TODD: The largest impacts that I’ve seen is with the American alligator. This area right here, three years ago was a wetland, and now, the past two years I’ve been out here removing unwanted alligators from people’s backyards. It’s really a tough place for what is the apex predator. I mean the alligator is the top of the food chain.
TODD: It does what alligators do naturally is eat things, and in fact they eat so many dogs in Florida every year, the records aren’t even kept on it.
TODD: We handle hundreds of calls every year reference alligators. Alligators on golf courses, alligators in tennis courts. They don’t understand that…
TODD: Pesky critters, okay, calm down, I can’t understand you, you have an alligator? Okay listen to me, I want you to bring the dogs in okay. Put those dogs in the house, first thing. His life depends on it you’ve got, you’ve GOT to calm down and do it.
TODD: What’s your address? Try to relax, I’ll be there within 10 minutes. I’m not far. Okay? All right. Thank you.
TODD: We’re going to have to end this interview. I have an emergency. I’ve got an alligator in a guy’s yard and he’s freaking out and I’m going to need your help. Can I count on you?
TODD: OK, let’s go.
TODD: How ya doing? I’m from alligator control.
TODD: Did you call about an alligator?
MAN: Yes we did, yeah.
TODD: Now you’re sure it’s not an iguana?
MAN: No it’s an alligator I tell ya. It’s a big one.
TODD: How? Three, four, feet?
MAN: 4,5, 6 feet!
WALI: Whoo hey!
MAN: A big one! Over there somewhere…
WALI: I want to call for backup!
TODD: No, well you are my backup.
WALI: We need more backup.
TODD: Listen he’s probably trying to get into the pool here for the water. He’s out moving. We need to find him before we lose him out here.
WALI: The man said six feet.
TODD: And you have your dogs put up. Right?

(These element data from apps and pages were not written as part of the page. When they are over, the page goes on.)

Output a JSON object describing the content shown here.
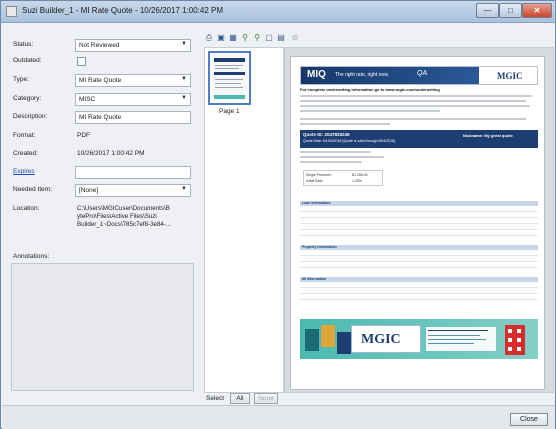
{
  "window": {
    "title": "Suzi Builder_1 - MI Rate Quote - 10/26/2017 1:00:42 PM"
  },
  "fields": {
    "status_label": "Status:",
    "status_value": "Not Reviewed",
    "outdated_label": "Outdated:",
    "type_label": "Type:",
    "type_value": "MI Rate Quote",
    "category_label": "Category:",
    "category_value": "MISC",
    "description_label": "Description:",
    "description_value": "MI Rate Quote",
    "format_label": "Format:",
    "format_value": "PDF",
    "created_label": "Created:",
    "created_value": "10/26/2017 1:00:42 PM",
    "expires_label": "Expires",
    "expires_value": "",
    "needed_item_label": "Needed Item:",
    "needed_item_value": "[None]",
    "location_label": "Location:",
    "location_value": "C:\\Users\\MGICuser\\Documents\\B ytePro\\Files\\Active Files\\Suzi Builder_1~Docs\\785c7ef8-3e84-...",
    "annotations_label": "Annotations:"
  },
  "thumbnails": {
    "page_label": "Page 1",
    "select_label": "Select",
    "all_button": "All",
    "none_button": "None"
  },
  "document": {
    "mic_text": "MIQ",
    "tagline": "The right rate, right now.",
    "qa_text": "QA",
    "logo_text": "MGIC",
    "underwriting_heading": "For complete underwriting information go to www.mgic.com/underwriting",
    "quote_id": "Quote ID: 2047826249",
    "quote_date": "Quote Date: 6/1/04/2018 (Quote is valid through 6/04/2018)",
    "nickname": "Nickname:  My great quote",
    "single_premium_label": "Single Premium:",
    "single_premium_value": "$1,158.00",
    "initial_rate_label": "Initial Rate:",
    "initial_rate_value": "1.25%",
    "loan_info_title": "Loan Information",
    "property_info_title": "Property Information",
    "mi_info_title": "MI Information",
    "ad_logo": "MGIC"
  },
  "footer": {
    "close_button": "Close"
  },
  "colors": {
    "titlebar": "#b7cbe4",
    "doc_navy": "#1d3e72",
    "ad_teal": "#4bb9b0",
    "ad_red": "#d92d2d"
  }
}
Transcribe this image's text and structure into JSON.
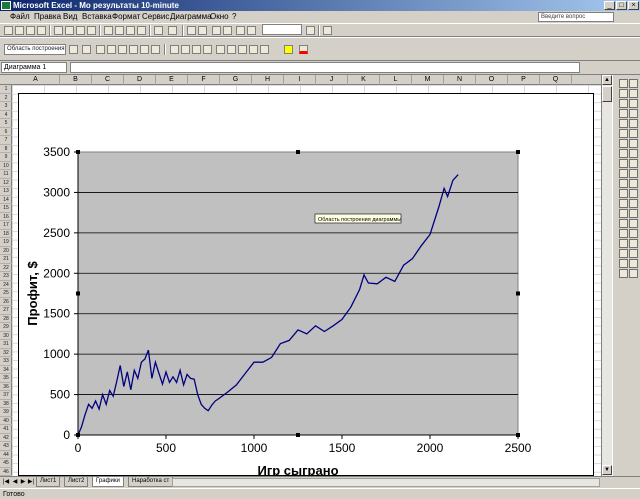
{
  "window": {
    "title": "Microsoft Excel - Мо результаты 10-minute",
    "minimize": "_",
    "maximize": "□",
    "close": "×"
  },
  "menu": [
    "Файл",
    "Правка",
    "Вид",
    "Вставка",
    "Формат",
    "Сервис",
    "Диаграмма",
    "Окно",
    "?"
  ],
  "help_box": "Введите вопрос",
  "toolbar2": {
    "chart_object_combo": "Область построения",
    "zoom_combo": ""
  },
  "formula_bar": {
    "name_box": "Диаграмма 1",
    "formula": ""
  },
  "columns": [
    "A",
    "B",
    "C",
    "D",
    "E",
    "F",
    "G",
    "H",
    "I",
    "J",
    "K",
    "L",
    "M",
    "N",
    "O",
    "P",
    "Q"
  ],
  "rows_first": 1,
  "rows_last": 46,
  "chart_tooltip": "Область построения диаграммы",
  "chart_data": {
    "type": "line",
    "title": "",
    "xlabel": "Игр сыграно",
    "ylabel": "Профит, $",
    "xlim": [
      0,
      2500
    ],
    "ylim": [
      0,
      3500
    ],
    "x_ticks": [
      "0",
      "500",
      "1000",
      "1500",
      "2000",
      "2500"
    ],
    "y_ticks": [
      "0",
      "500",
      "1000",
      "1500",
      "2000",
      "2500",
      "3000",
      "3500"
    ],
    "grid": "horizontal major",
    "plot_background": "#c0c0c0",
    "line_color": "#000080",
    "series": [
      {
        "x": [
          0,
          20,
          40,
          60,
          80,
          100,
          120,
          140,
          160,
          180,
          200,
          220,
          240,
          260,
          280,
          300,
          320,
          340,
          360,
          380,
          400,
          420,
          440,
          460,
          480,
          500,
          520,
          540,
          560,
          580,
          600,
          620,
          640,
          660,
          680,
          700,
          720,
          740,
          760,
          780,
          800,
          850,
          900,
          950,
          1000,
          1050,
          1100,
          1150,
          1200,
          1250,
          1300,
          1350,
          1400,
          1450,
          1500,
          1550,
          1600,
          1625,
          1650,
          1700,
          1750,
          1800,
          1850,
          1900,
          1950,
          2000,
          2050,
          2080,
          2100,
          2130,
          2160
        ],
        "y": [
          0,
          100,
          250,
          380,
          330,
          420,
          320,
          500,
          380,
          550,
          480,
          660,
          860,
          600,
          780,
          560,
          800,
          700,
          900,
          940,
          1050,
          700,
          900,
          760,
          630,
          780,
          650,
          720,
          650,
          800,
          620,
          750,
          700,
          690,
          500,
          380,
          330,
          300,
          370,
          420,
          450,
          530,
          620,
          760,
          900,
          900,
          960,
          1130,
          1170,
          1300,
          1250,
          1350,
          1280,
          1350,
          1430,
          1580,
          1800,
          1980,
          1880,
          1870,
          1950,
          1900,
          2100,
          2180,
          2340,
          2480,
          2820,
          3050,
          2950,
          3150,
          3220
        ]
      }
    ]
  },
  "sheet_tabs": [
    "Лист1",
    "Лист2",
    "Графики",
    "Наработка ст"
  ],
  "active_tab": 2,
  "status": "Готово"
}
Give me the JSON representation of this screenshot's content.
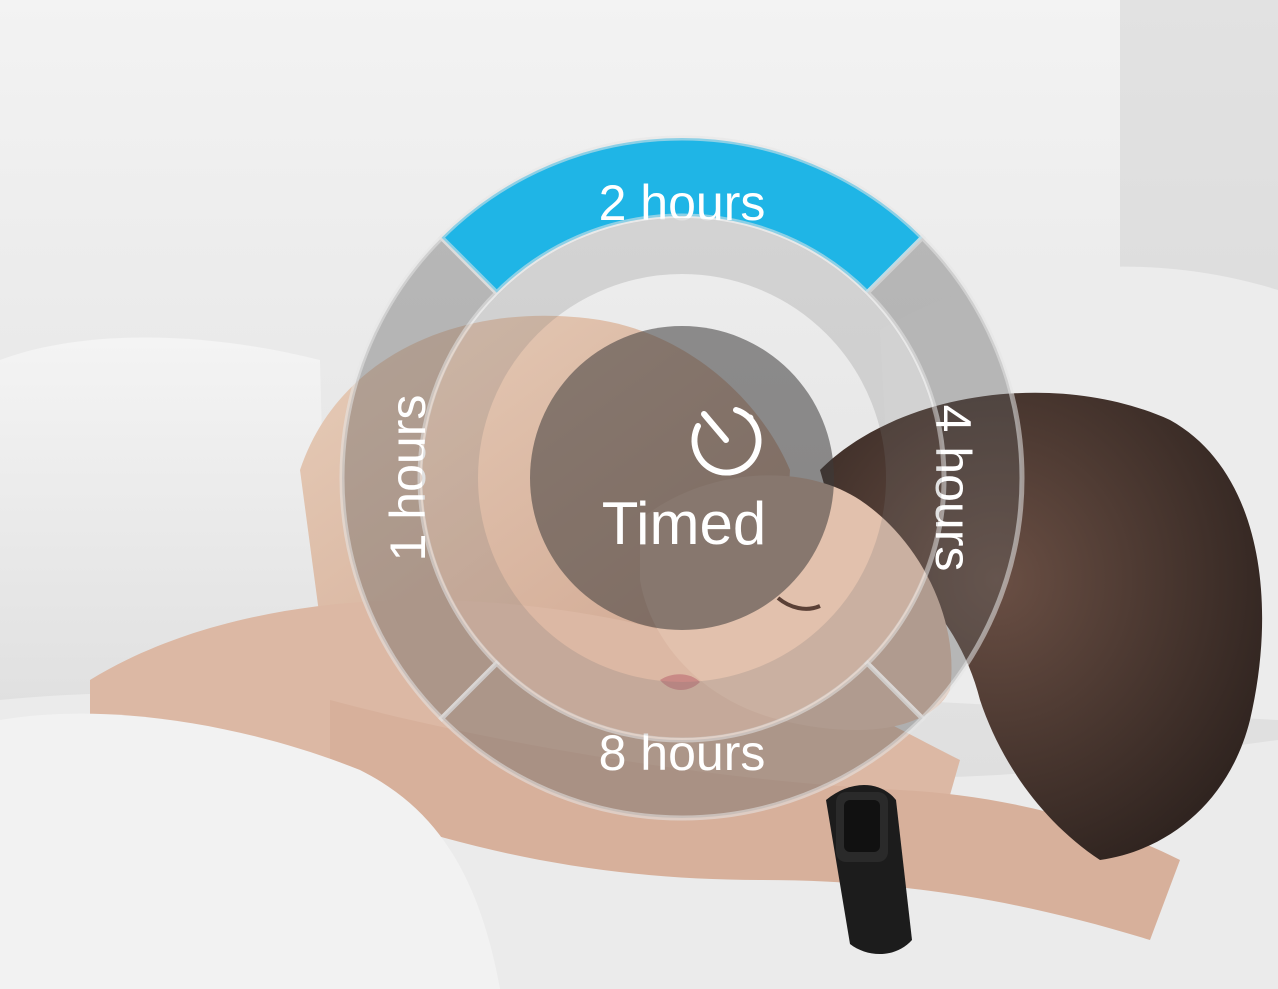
{
  "timer_wheel": {
    "selected_index": 1,
    "selected_color": "#1fb5e6",
    "options": [
      {
        "label": "1 hours",
        "selected": false
      },
      {
        "label": "2 hours",
        "selected": true
      },
      {
        "label": "4 hours",
        "selected": false
      },
      {
        "label": "8 hours",
        "selected": false
      }
    ],
    "center": {
      "icon": "timer-icon",
      "label": "Timed"
    }
  },
  "photo": {
    "description_icon": "photo-background",
    "wristband_icon": "fitness-band-icon"
  }
}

MAN: The dogs are in.
TODD: That’s small. We get them up to 14 feet.
WALI: This is my first alligator. Can we start with a 1 foot?

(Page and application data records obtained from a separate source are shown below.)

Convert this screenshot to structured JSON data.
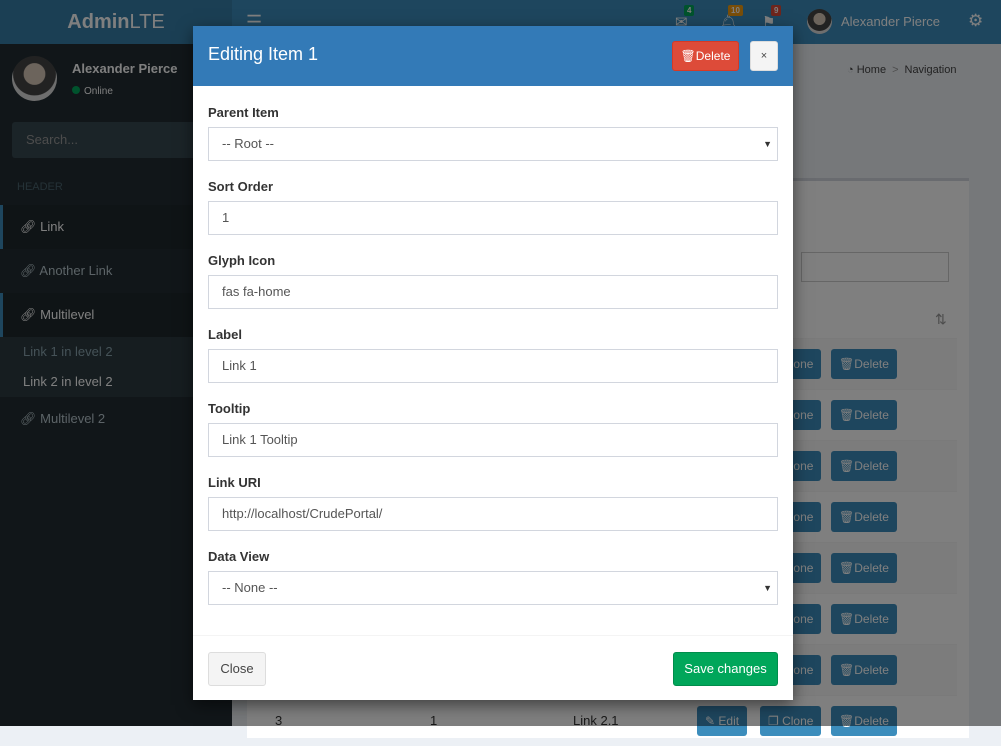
{
  "app": {
    "logo_bold": "Admin",
    "logo_rest": "LTE"
  },
  "navbar": {
    "messages_count": "4",
    "notifications_count": "10",
    "flags_count": "9",
    "user": "Alexander Pierce"
  },
  "sidebar": {
    "user": "Alexander Pierce",
    "status": "Online",
    "search_placeholder": "Search...",
    "header": "HEADER",
    "items": [
      {
        "label": "Link"
      },
      {
        "label": "Another Link"
      },
      {
        "label": "Multilevel"
      },
      {
        "label": "Multilevel 2"
      }
    ],
    "subitems": [
      {
        "label": "Link 1 in level 2"
      },
      {
        "label": "Link 2 in level 2"
      }
    ]
  },
  "breadcrumb": {
    "home": "Home",
    "current": "Navigation"
  },
  "table": {
    "search_label": ":",
    "edit": "Edit",
    "clone": "Clone",
    "delete": "Delete",
    "last_row": [
      "3",
      "1",
      "Link 2.1"
    ]
  },
  "modal": {
    "title": "Editing Item 1",
    "delete": "Delete",
    "close_x": "×",
    "fields": {
      "parent_label": "Parent Item",
      "parent_value": "-- Root --",
      "sort_label": "Sort Order",
      "sort_value": "1",
      "glyph_label": "Glyph Icon",
      "glyph_value": "fas fa-home",
      "label_label": "Label",
      "label_value": "Link 1",
      "tooltip_label": "Tooltip",
      "tooltip_value": "Link 1 Tooltip",
      "uri_label": "Link URI",
      "uri_value": "http://localhost/CrudePortal/",
      "view_label": "Data View",
      "view_value": "-- None --"
    },
    "close": "Close",
    "save": "Save changes"
  },
  "colors": {
    "primary": "#3c8dbc",
    "modal_header": "#337ab7",
    "danger": "#dd4b39",
    "success": "#00a65a"
  }
}
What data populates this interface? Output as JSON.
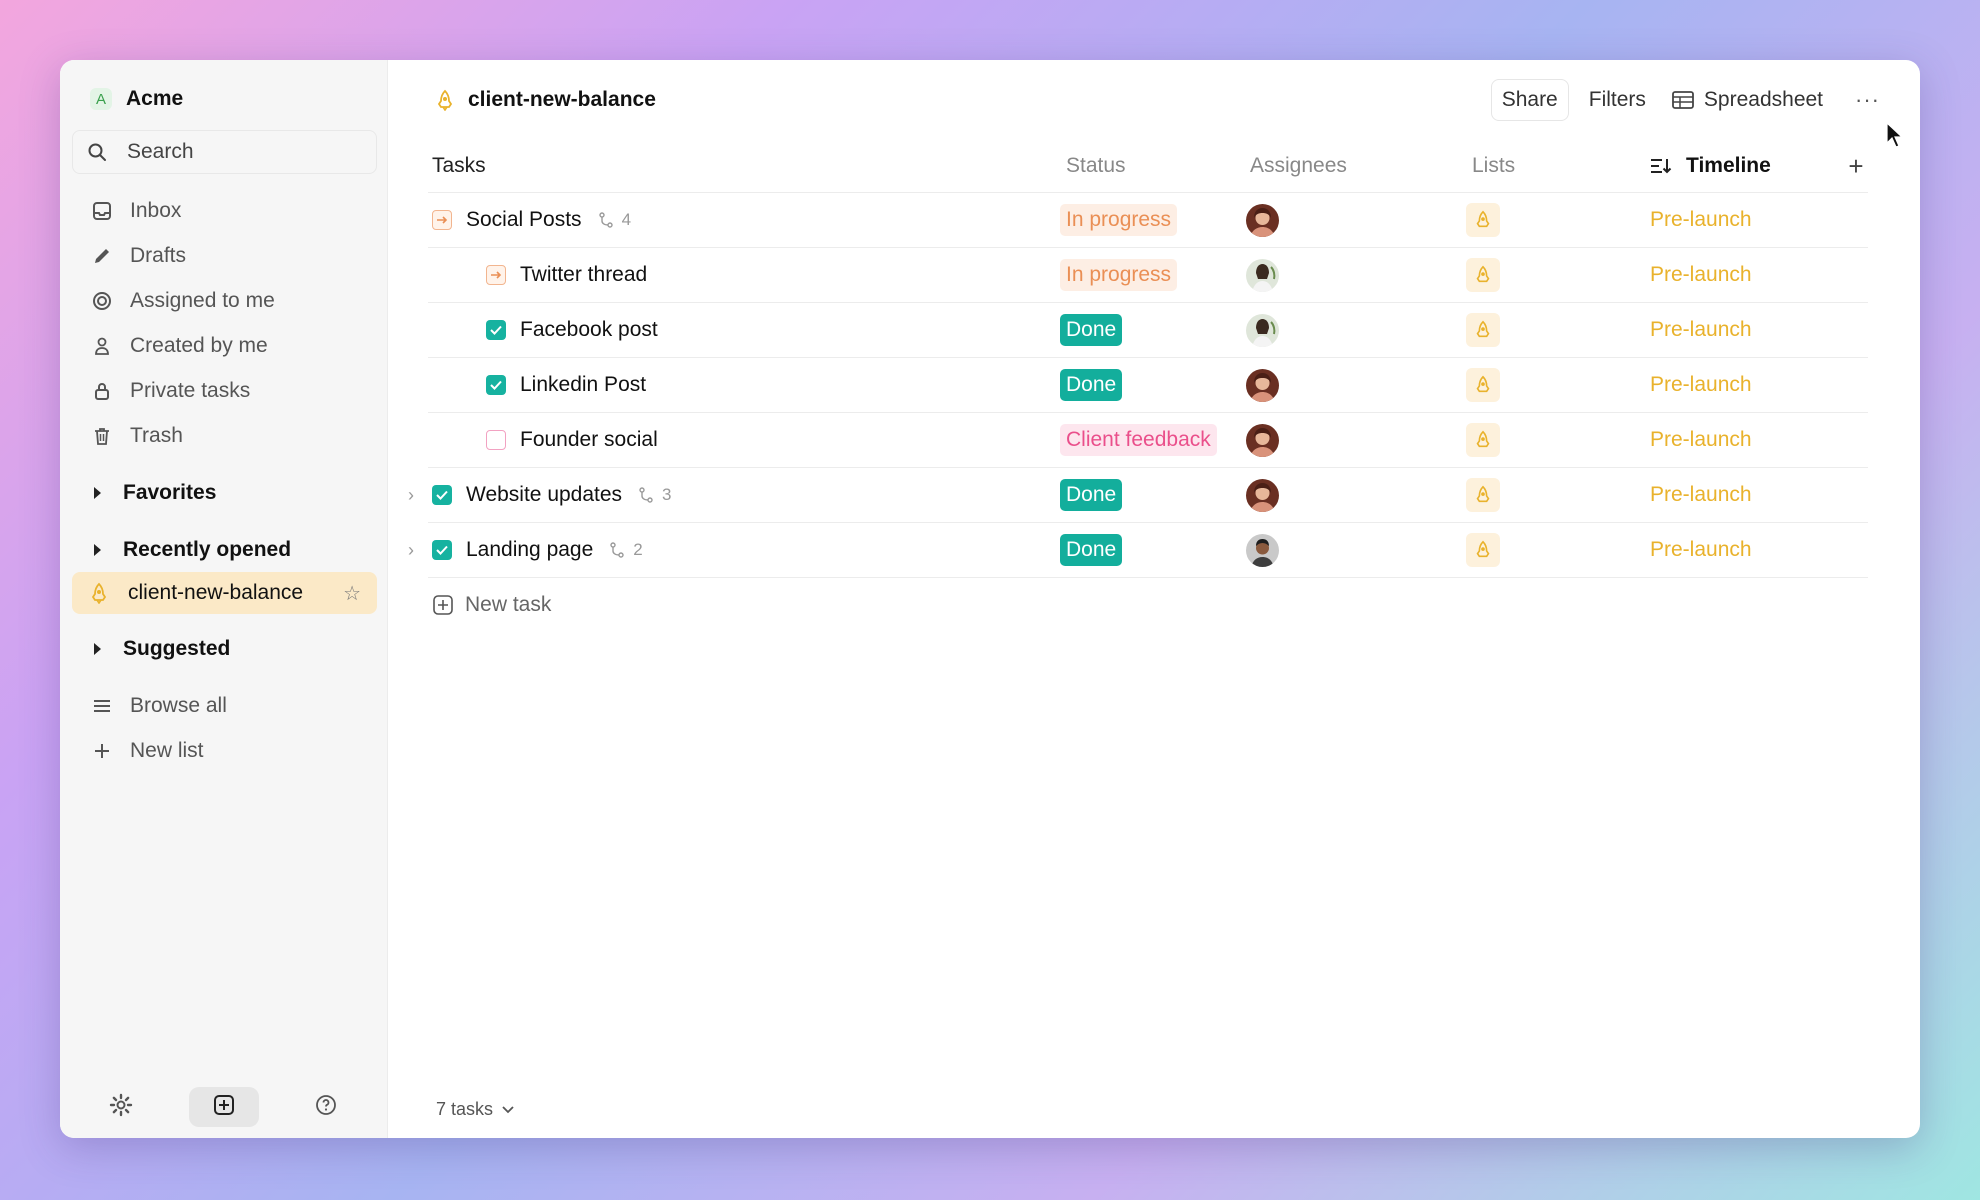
{
  "workspace": {
    "badge": "A",
    "name": "Acme"
  },
  "search": {
    "label": "Search"
  },
  "nav": {
    "inbox": "Inbox",
    "drafts": "Drafts",
    "assigned": "Assigned to me",
    "created": "Created by me",
    "private": "Private tasks",
    "trash": "Trash"
  },
  "sections": {
    "favorites": "Favorites",
    "recent": "Recently opened",
    "suggested": "Suggested"
  },
  "recent_item": {
    "label": "client-new-balance",
    "icon": "rocket-icon"
  },
  "bottom_nav": {
    "browse": "Browse all",
    "new_list": "New list"
  },
  "header": {
    "title": "client-new-balance",
    "share": "Share",
    "filters": "Filters",
    "view": "Spreadsheet",
    "more": "···"
  },
  "columns": {
    "tasks": "Tasks",
    "status": "Status",
    "assignees": "Assignees",
    "lists": "Lists",
    "timeline": "Timeline",
    "add": "+"
  },
  "rows": [
    {
      "name": "Social Posts",
      "subtasks": "4",
      "state": "in-progress",
      "status": "In progress",
      "timeline": "Pre-launch"
    },
    {
      "name": "Twitter thread",
      "state": "in-progress",
      "status": "In progress",
      "timeline": "Pre-launch"
    },
    {
      "name": "Facebook post",
      "state": "done",
      "status": "Done",
      "timeline": "Pre-launch"
    },
    {
      "name": "Linkedin Post",
      "state": "done",
      "status": "Done",
      "timeline": "Pre-launch"
    },
    {
      "name": "Founder social",
      "state": "todo",
      "status": "Client feedback",
      "timeline": "Pre-launch"
    },
    {
      "name": "Website updates",
      "subtasks": "3",
      "state": "done",
      "status": "Done",
      "timeline": "Pre-launch"
    },
    {
      "name": "Landing page",
      "subtasks": "2",
      "state": "done",
      "status": "Done",
      "timeline": "Pre-launch"
    }
  ],
  "new_task": "New task",
  "footer": {
    "count": "7 tasks"
  },
  "colors": {
    "accent": "#13ae9c",
    "in_progress": "#ea8f55",
    "feedback": "#ea4f8b",
    "timeline": "#e9b22c",
    "active_bg": "#fbe9c7"
  }
}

TODD: No, no, no…this is it! This alligator will hurt you.
WALI: I believe you.
TODD: So, stay focused. Keep your thought. We’re much smarter. We have much bigger brains than this alligator.
Academic standards correlations on Teachers' Domain use the Achievement Standards Network (ASN) database of state and national standards, provided to NSDL projects courtesy of JES & Co.
We assign reference terms to each statement within a standards document and to each media resource, and correlations are based upon matches of these terms for a given grade band. If a particular standards document of interest to you is not displayed yet, it most likely has not yet been processed by ASN or by Teachers' Domain. We will be adding social studies and arts correlations over the coming year, and also will be increasing the specificity of alignment.